How Does Diabetes Affect the Eyes?

Diabetes is a metabolic condition that results in too much sugar in the blood. It can be very serious and include symptoms such as increased thirst, frequent urination, hunger and fatigue. But there’s something else that many people don’t realize, and that’s the impact that diabetes can have on the eyes.

When you have diabetes, you need to visit the eye doctor on a regular basis to avoid eye problems such as blurred vision, cataracts, glaucoma and retinopathy. Diabetes is, in fact, the leading cause of blindness in adults between the of ages 20 to 74. Fortunately, regular eye checkups and proactive care can help you avoid most serious eye conditions.


How the Eye Works

To understand how diabetes affects the eyes, you must first understand how the eye works.

The eye is a ball that is covered with an outer membrane. The covering in front is the cornea, and it’s responsible for focusing light while protecting the eye. Once light passes through the cornea, it travels through the anterior chamber, the pupil and then another lens that performs more focusing.

Finally, light passes through another chamber in the center of the eye that is filled with fluid and hits the back of the eye (the retina). The retina converts these strikes into electric signals that the brain receives and makes sense of.

It’s amazing how this all works in a matter of milliseconds! As part of this process, there are blood vessels in and behind the retina that nourish the macula, the part of the eye that allows us to see fine detail.


Eye Complications

When you have diabetes, you are more at risk for the following:

● Cataracts: People with diabetes are 60 percent more at risk of developing cataracts.

● Glaucoma: People with diabetes are 40 percent more likely to develop glaucoma.

● Retinopathy: Diabetic retinopathy includes all disorders of the retina that are caused by diabetes. The two main types include nonproliferative retinopathy and proliferative retinopathy.


See an Eye Doctor Regularly

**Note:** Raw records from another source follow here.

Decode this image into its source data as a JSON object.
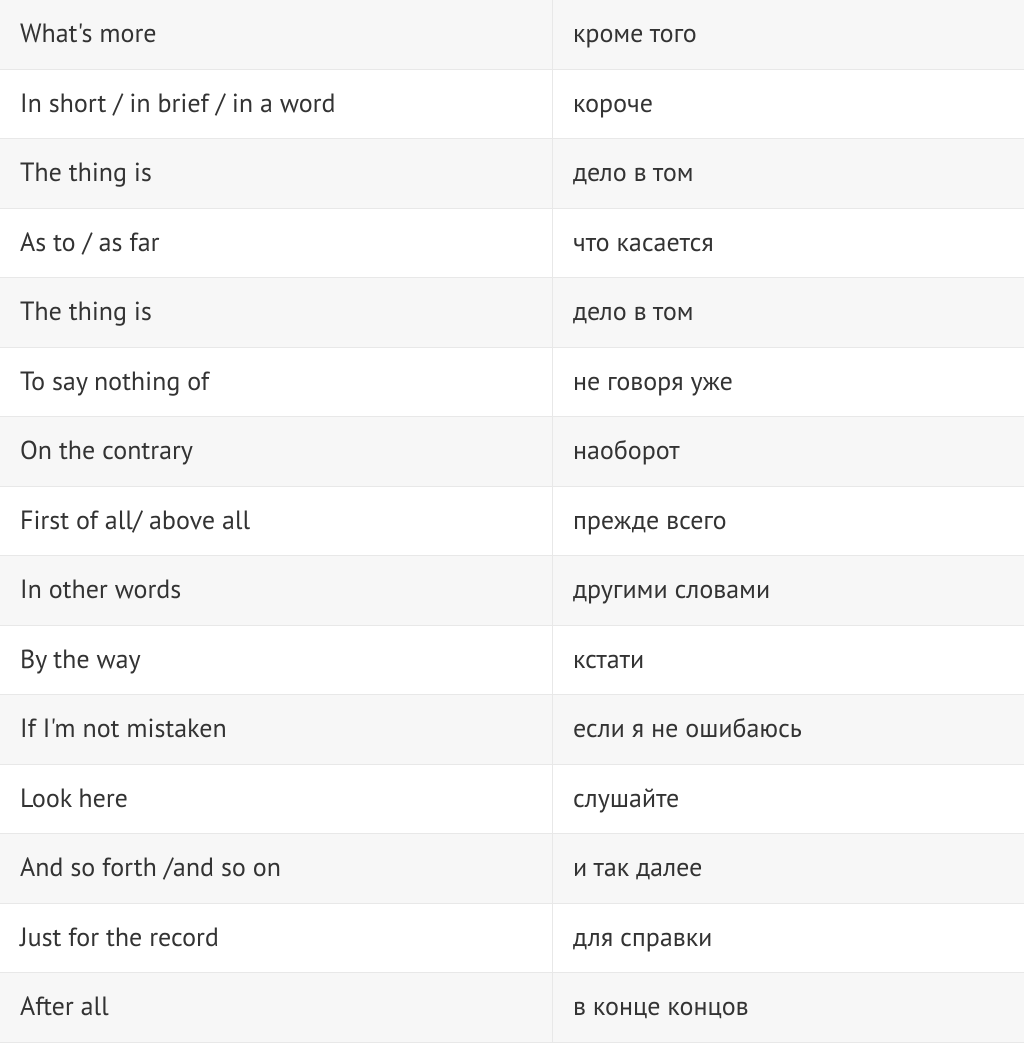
{
  "rows": [
    {
      "english": "What's more",
      "russian": "кроме того"
    },
    {
      "english": "In short / in brief / in a word",
      "russian": "короче"
    },
    {
      "english": "The thing is",
      "russian": "дело в том"
    },
    {
      "english": "As to / as far",
      "russian": "что касается"
    },
    {
      "english": "The thing is",
      "russian": "дело в том"
    },
    {
      "english": "To say nothing of",
      "russian": "не говоря уже"
    },
    {
      "english": "On the contrary",
      "russian": "наоборот"
    },
    {
      "english": "First of all/ above all",
      "russian": "прежде всего"
    },
    {
      "english": "In other words",
      "russian": "другими словами"
    },
    {
      "english": "By the way",
      "russian": "кстати"
    },
    {
      "english": "If I'm not mistaken",
      "russian": "если я не ошибаюсь"
    },
    {
      "english": "Look here",
      "russian": "слушайте"
    },
    {
      "english": "And so forth /and so on",
      "russian": "и так далее"
    },
    {
      "english": "Just for the record",
      "russian": "для справки"
    },
    {
      "english": "After all",
      "russian": "в конце концов"
    }
  ]
}
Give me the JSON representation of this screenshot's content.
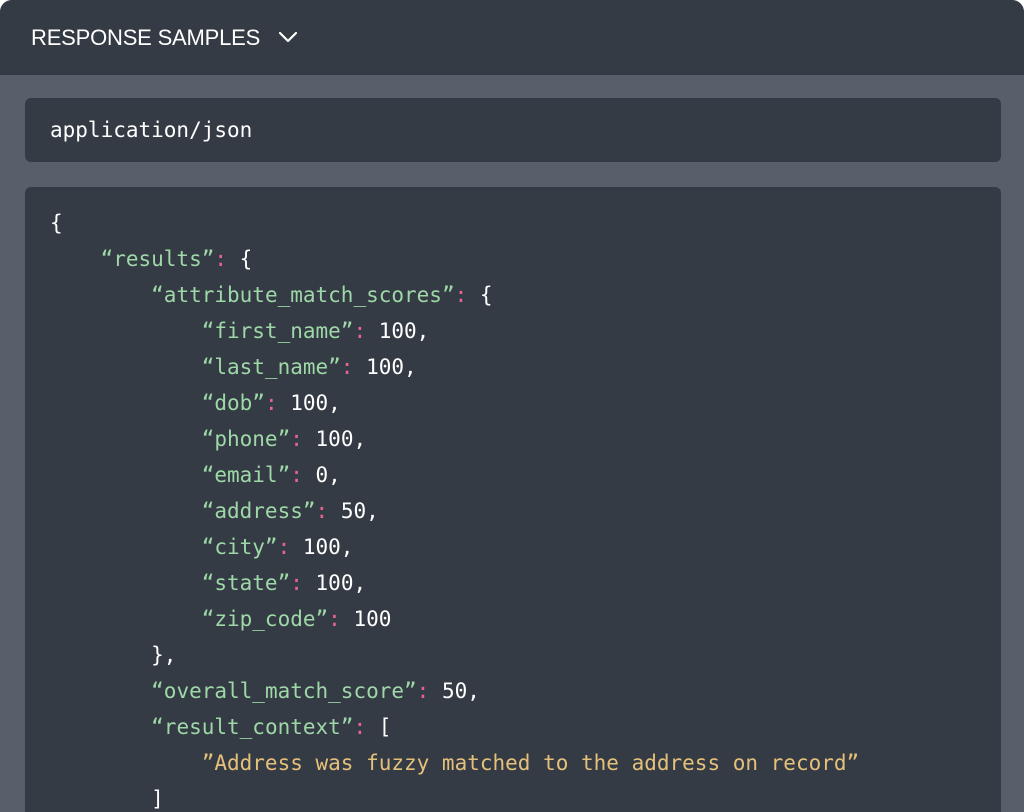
{
  "header": {
    "title": "RESPONSE SAMPLES",
    "chevron_icon": "chevron-down-icon"
  },
  "content_type": {
    "value": "application/json"
  },
  "code": {
    "lines": [
      {
        "indent": 0,
        "parts": [
          {
            "c": "n",
            "t": "{"
          }
        ]
      },
      {
        "indent": 1,
        "parts": [
          {
            "c": "k",
            "t": "“results”"
          },
          {
            "c": "p",
            "t": ":"
          },
          {
            "c": "n",
            "t": " {"
          }
        ]
      },
      {
        "indent": 2,
        "parts": [
          {
            "c": "k",
            "t": "“attribute_match_scores”"
          },
          {
            "c": "p",
            "t": ":"
          },
          {
            "c": "n",
            "t": " {"
          }
        ]
      },
      {
        "indent": 3,
        "parts": [
          {
            "c": "k",
            "t": "“first_name”"
          },
          {
            "c": "p",
            "t": ":"
          },
          {
            "c": "n",
            "t": " 100,"
          }
        ]
      },
      {
        "indent": 3,
        "parts": [
          {
            "c": "k",
            "t": "“last_name”"
          },
          {
            "c": "p",
            "t": ":"
          },
          {
            "c": "n",
            "t": " 100,"
          }
        ]
      },
      {
        "indent": 3,
        "parts": [
          {
            "c": "k",
            "t": "“dob”"
          },
          {
            "c": "p",
            "t": ":"
          },
          {
            "c": "n",
            "t": " 100,"
          }
        ]
      },
      {
        "indent": 3,
        "parts": [
          {
            "c": "k",
            "t": "“phone”"
          },
          {
            "c": "p",
            "t": ":"
          },
          {
            "c": "n",
            "t": " 100,"
          }
        ]
      },
      {
        "indent": 3,
        "parts": [
          {
            "c": "k",
            "t": "“email”"
          },
          {
            "c": "p",
            "t": ":"
          },
          {
            "c": "n",
            "t": " 0,"
          }
        ]
      },
      {
        "indent": 3,
        "parts": [
          {
            "c": "k",
            "t": "“address”"
          },
          {
            "c": "p",
            "t": ":"
          },
          {
            "c": "n",
            "t": " 50,"
          }
        ]
      },
      {
        "indent": 3,
        "parts": [
          {
            "c": "k",
            "t": "“city”"
          },
          {
            "c": "p",
            "t": ":"
          },
          {
            "c": "n",
            "t": " 100,"
          }
        ]
      },
      {
        "indent": 3,
        "parts": [
          {
            "c": "k",
            "t": "“state”"
          },
          {
            "c": "p",
            "t": ":"
          },
          {
            "c": "n",
            "t": " 100,"
          }
        ]
      },
      {
        "indent": 3,
        "parts": [
          {
            "c": "k",
            "t": "“zip_code”"
          },
          {
            "c": "p",
            "t": ":"
          },
          {
            "c": "n",
            "t": " 100"
          }
        ]
      },
      {
        "indent": 2,
        "parts": [
          {
            "c": "n",
            "t": "},"
          }
        ]
      },
      {
        "indent": 2,
        "parts": [
          {
            "c": "k",
            "t": "“overall_match_score”"
          },
          {
            "c": "p",
            "t": ":"
          },
          {
            "c": "n",
            "t": " 50,"
          }
        ]
      },
      {
        "indent": 2,
        "parts": [
          {
            "c": "k",
            "t": "“result_context”"
          },
          {
            "c": "p",
            "t": ":"
          },
          {
            "c": "n",
            "t": " ["
          }
        ]
      },
      {
        "indent": 3,
        "parts": [
          {
            "c": "s",
            "t": "”Address was fuzzy matched to the address on record”"
          }
        ]
      },
      {
        "indent": 2,
        "parts": [
          {
            "c": "n",
            "t": "]"
          }
        ]
      }
    ]
  }
}
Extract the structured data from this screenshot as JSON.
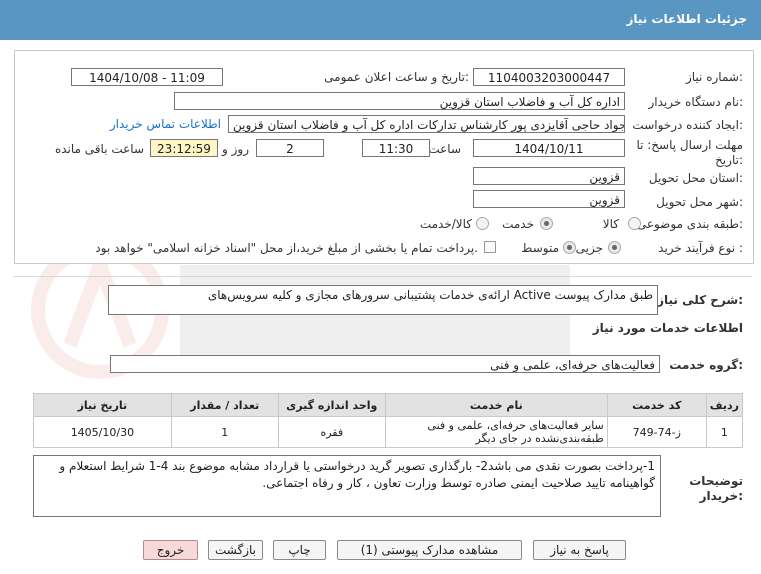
{
  "header": {
    "title": "جزئیات اطلاعات نیاز"
  },
  "form": {
    "need_number_label": "شماره نیاز:",
    "need_number": "1104003203000447",
    "announce_label": "تاریخ و ساعت اعلان عمومی:",
    "announce_value": "1404/10/08 - 11:09",
    "buyer_org_label": "نام دستگاه خریدار:",
    "buyer_org": "اداره کل آب و فاضلاب استان قزوین",
    "creator_label": "ایجاد کننده درخواست:",
    "creator": "محمدجواد حاجی آقایزدی پور کارشناس تدارکات اداره کل آب و فاضلاب استان قزوین",
    "contact_link": "اطلاعات تماس خریدار",
    "deadline_label_1": "مهلت ارسال پاسخ: تا",
    "deadline_label_2": "تاریخ:",
    "deadline_date": "1404/10/11",
    "time_label": "ساعت",
    "deadline_time": "11:30",
    "days_value": "2",
    "days_label": "روز و",
    "remaining_value": "23:12:59",
    "remaining_label": "ساعت باقی مانده",
    "province_label": "استان محل تحویل:",
    "province": "قزوین",
    "city_label": "شهر محل تحویل:",
    "city": "قزوین",
    "category_label": "طبقه بندی موضوعی:",
    "category_options": [
      "کالا",
      "خدمت",
      "کالا/خدمت"
    ],
    "category_selected": "خدمت",
    "process_label": "نوع فرآیند خرید :",
    "process_options": [
      "جزیی",
      "متوسط"
    ],
    "process_selected": "جزیی",
    "process_note": "پرداخت تمام یا بخشی از مبلغ خرید،از محل \"اسناد خزانه اسلامی\" خواهد بود."
  },
  "summary": {
    "label": "شرح کلی نیاز:",
    "text": "ارائه‌ی خدمات پشتیبانی سرورهای مجازی و کلیه سرویس‌های Active طبق مدارک پیوست"
  },
  "services": {
    "section_title": "اطلاعات خدمات مورد نیاز",
    "group_label": "گروه خدمت:",
    "group_value": "فعالیت‌های حرفه‌ای، علمی و فنی",
    "columns": [
      "ردیف",
      "کد خدمت",
      "نام خدمت",
      "واحد اندازه گیری",
      "تعداد / مقدار",
      "تاریخ نیاز"
    ],
    "rows": [
      {
        "row": "1",
        "code": "ز-74-749",
        "name": "سایر فعالیت‌های حرفه‌ای، علمی و فنی طبقه‌بندی‌نشده در جای دیگر",
        "unit": "فقره",
        "qty": "1",
        "date": "1405/10/30"
      }
    ]
  },
  "notes": {
    "label_1": "توضیحات",
    "label_2": "خریدار:",
    "text": "1-پرداخت بصورت نقدی می باشد2- بارگذاری تصویر گرید درخواستی یا قرارداد مشابه موضوع بند 4-1 شرایط استعلام و گواهینامه تایید صلاحیت ایمنی صادره توسط وزارت تعاون ، کار و رفاه اجتماعی."
  },
  "buttons": {
    "reply": "پاسخ به نیاز",
    "attachments": "مشاهده مدارک پیوستی (1)",
    "print": "چاپ",
    "back": "بازگشت",
    "exit": "خروج"
  },
  "colors": {
    "header": "#5a96c2",
    "link": "#1a73c9",
    "remaining_bg": "#fff6c6",
    "exit_bg": "#f7d9d9"
  }
}
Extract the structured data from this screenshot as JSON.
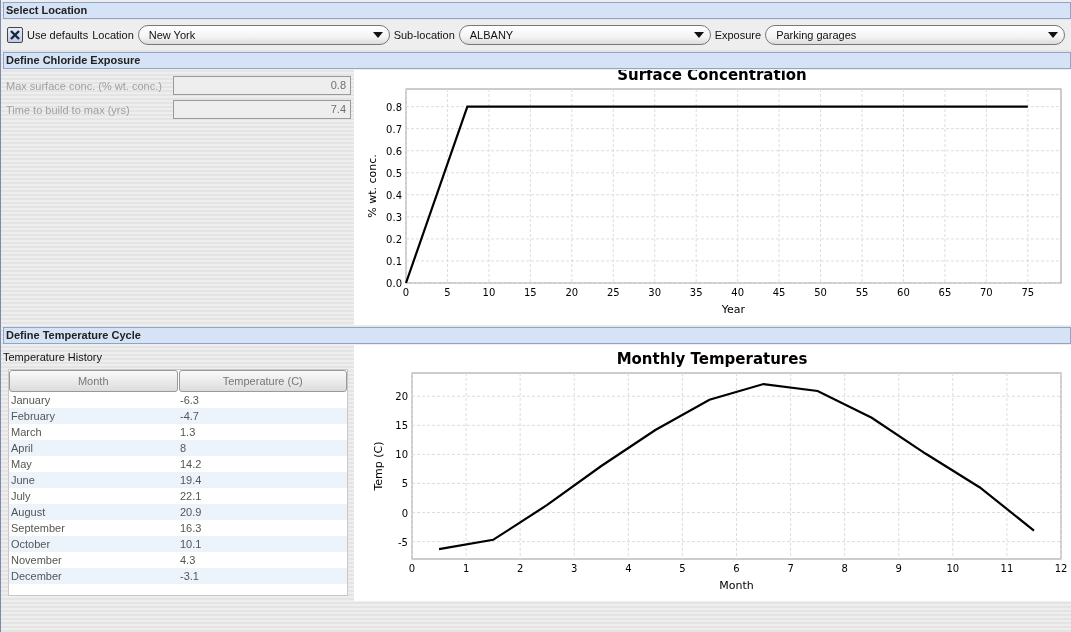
{
  "sections": [
    {
      "title": "Select Location"
    },
    {
      "title": "Define Chloride Exposure"
    },
    {
      "title": "Define Temperature Cycle"
    }
  ],
  "location": {
    "use_defaults": {
      "label": "Use defaults",
      "checked": true
    },
    "dropdowns": [
      {
        "label": "Location",
        "value": "New York"
      },
      {
        "label": "Sub-location",
        "value": "ALBANY"
      },
      {
        "label": "Exposure",
        "value": "Parking garages"
      }
    ]
  },
  "chloride": {
    "fields": [
      {
        "label": "Max surface conc. (% wt. conc.)",
        "value": "0.8",
        "disabled": true
      },
      {
        "label": "Time to build to max (yrs)",
        "value": "7.4",
        "disabled": true
      }
    ],
    "chart_data": {
      "type": "line",
      "title": "Surface Concentration",
      "xlabel": "Year",
      "ylabel": "% wt. conc.",
      "x": [
        0,
        7.4,
        75
      ],
      "series": [
        {
          "color": "#000000",
          "values": [
            0,
            0.8,
            0.8
          ]
        }
      ],
      "grid": true,
      "xlim": [
        0,
        79
      ],
      "ylim": [
        0,
        0.88
      ],
      "xticks": [
        0,
        5,
        10,
        15,
        20,
        25,
        30,
        35,
        40,
        45,
        50,
        55,
        60,
        65,
        70,
        75
      ],
      "yticks": [
        {
          "value": 0,
          "label": "0.0"
        },
        0.1,
        0.2,
        0.3,
        0.4,
        0.5,
        0.6,
        0.7,
        0.8
      ]
    }
  },
  "temperature": {
    "table_title": "Temperature History",
    "columns": [
      "Month",
      "Temperature (C)"
    ],
    "rows": [
      [
        "January",
        "-6.3"
      ],
      [
        "February",
        "-4.7"
      ],
      [
        "March",
        "1.3"
      ],
      [
        "April",
        "8"
      ],
      [
        "May",
        "14.2"
      ],
      [
        "June",
        "19.4"
      ],
      [
        "July",
        "22.1"
      ],
      [
        "August",
        "20.9"
      ],
      [
        "September",
        "16.3"
      ],
      [
        "October",
        "10.1"
      ],
      [
        "November",
        "4.3"
      ],
      [
        "December",
        "-3.1"
      ]
    ],
    "chart_data": {
      "type": "line",
      "title": "Monthly Temperatures",
      "xlabel": "Month",
      "ylabel": "Temp (C)",
      "x": [
        0.5,
        1.5,
        2.5,
        3.5,
        4.5,
        5.5,
        6.5,
        7.5,
        8.5,
        9.5,
        10.5,
        11.5
      ],
      "series": [
        {
          "color": "#000000",
          "values": [
            -6.3,
            -4.7,
            1.3,
            8,
            14.2,
            19.4,
            22.1,
            20.9,
            16.3,
            10.1,
            4.3,
            -3.1
          ]
        }
      ],
      "grid": true,
      "xlim": [
        0,
        12
      ],
      "ylim": [
        -8,
        24
      ],
      "xticks": [
        0,
        1,
        2,
        3,
        4,
        5,
        6,
        7,
        8,
        9,
        10,
        11,
        12
      ],
      "yticks": [
        -5,
        0,
        5,
        10,
        15,
        20
      ]
    }
  }
}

Because it’s possible to damage your retina before you notice any symptoms, see your eye specialist annually if you have diabetes. Managing your diabetes is also important, as people who manage their blood sugar levels are less likely to have retinopathy. Finally, choose an eye specialist that is experienced in diabetic eye care. Specialists know what to look for and can handle more severe cases, such as detached retinas.